▶ _ASSIGNMENT_
Please reproduce the entire listing, character for character.

▶ _RECORDS SHOWN_
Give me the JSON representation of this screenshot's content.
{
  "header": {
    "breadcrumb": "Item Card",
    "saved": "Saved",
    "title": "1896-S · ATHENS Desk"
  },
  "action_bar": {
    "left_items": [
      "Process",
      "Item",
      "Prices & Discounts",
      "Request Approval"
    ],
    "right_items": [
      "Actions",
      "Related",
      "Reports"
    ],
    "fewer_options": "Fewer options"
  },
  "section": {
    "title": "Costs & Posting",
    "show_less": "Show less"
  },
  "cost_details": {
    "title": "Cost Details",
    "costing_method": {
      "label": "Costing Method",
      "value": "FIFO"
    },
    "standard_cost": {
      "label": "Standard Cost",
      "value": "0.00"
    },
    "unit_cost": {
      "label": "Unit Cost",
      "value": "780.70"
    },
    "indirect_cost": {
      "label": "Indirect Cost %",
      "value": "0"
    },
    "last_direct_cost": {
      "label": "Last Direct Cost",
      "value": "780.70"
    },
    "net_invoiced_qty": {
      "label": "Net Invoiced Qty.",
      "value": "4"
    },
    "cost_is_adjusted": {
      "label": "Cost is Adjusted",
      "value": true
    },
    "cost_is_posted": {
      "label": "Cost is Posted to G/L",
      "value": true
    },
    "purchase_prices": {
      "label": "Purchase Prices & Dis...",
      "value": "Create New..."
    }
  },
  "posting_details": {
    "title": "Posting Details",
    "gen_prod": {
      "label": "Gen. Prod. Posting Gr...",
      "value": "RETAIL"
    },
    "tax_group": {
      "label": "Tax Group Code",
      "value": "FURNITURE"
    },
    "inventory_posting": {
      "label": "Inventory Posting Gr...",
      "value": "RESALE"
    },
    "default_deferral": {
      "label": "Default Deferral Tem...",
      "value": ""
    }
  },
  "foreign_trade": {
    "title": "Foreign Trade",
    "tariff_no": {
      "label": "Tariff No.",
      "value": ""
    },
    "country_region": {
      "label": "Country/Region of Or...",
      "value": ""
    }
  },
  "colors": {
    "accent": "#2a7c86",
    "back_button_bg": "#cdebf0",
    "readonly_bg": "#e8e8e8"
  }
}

▶ _WRITTEN REPLY_
Give me the JSON representation of this screenshot's content.
{
  "header": {
    "breadcrumb": "Item Card",
    "saved": "Saved",
    "title": "1896-S · ATHENS Desk"
  },
  "action_bar": {
    "left_items": [
      "Process",
      "Item",
      "Prices & Discounts",
      "Request Approval"
    ],
    "right_items": [
      "Actions",
      "Related",
      "Reports"
    ],
    "fewer_options": "Fewer options"
  },
  "section": {
    "title": "Costs & Posting",
    "show_less": "Show less"
  },
  "cost_details": {
    "title": "Cost Details",
    "costing_method": {
      "label": "Costing Method",
      "value": "FIFO"
    },
    "standard_cost": {
      "label": "Standard Cost",
      "value": "0.00"
    },
    "unit_cost": {
      "label": "Unit Cost",
      "value": "780.70"
    },
    "indirect_cost": {
      "label": "Indirect Cost %",
      "value": "0"
    },
    "last_direct_cost": {
      "label": "Last Direct Cost",
      "value": "780.70"
    },
    "net_invoiced_qty": {
      "label": "Net Invoiced Qty.",
      "value": "4"
    },
    "cost_is_adjusted": {
      "label": "Cost is Adjusted",
      "value": true
    },
    "cost_is_posted": {
      "label": "Cost is Posted to G/L",
      "value": true
    },
    "purchase_prices": {
      "label": "Purchase Prices & Dis...",
      "value": "Create New..."
    }
  },
  "posting_details": {
    "title": "Posting Details",
    "gen_prod": {
      "label": "Gen. Prod. Posting Gr...",
      "value": "RETAIL"
    },
    "tax_group": {
      "label": "Tax Group Code",
      "value": "FURNITURE"
    },
    "inventory_posting": {
      "label": "Inventory Posting Gr...",
      "value": "RESALE"
    },
    "default_deferral": {
      "label": "Default Deferral Tem...",
      "value": ""
    }
  },
  "foreign_trade": {
    "title": "Foreign Trade",
    "tariff_no": {
      "label": "Tariff No.",
      "value": ""
    },
    "country_region": {
      "label": "Country/Region of Or...",
      "value": ""
    }
  },
  "colors": {
    "accent": "#2a7c86",
    "back_button_bg": "#cdebf0",
    "readonly_bg": "#e8e8e8"
  }
}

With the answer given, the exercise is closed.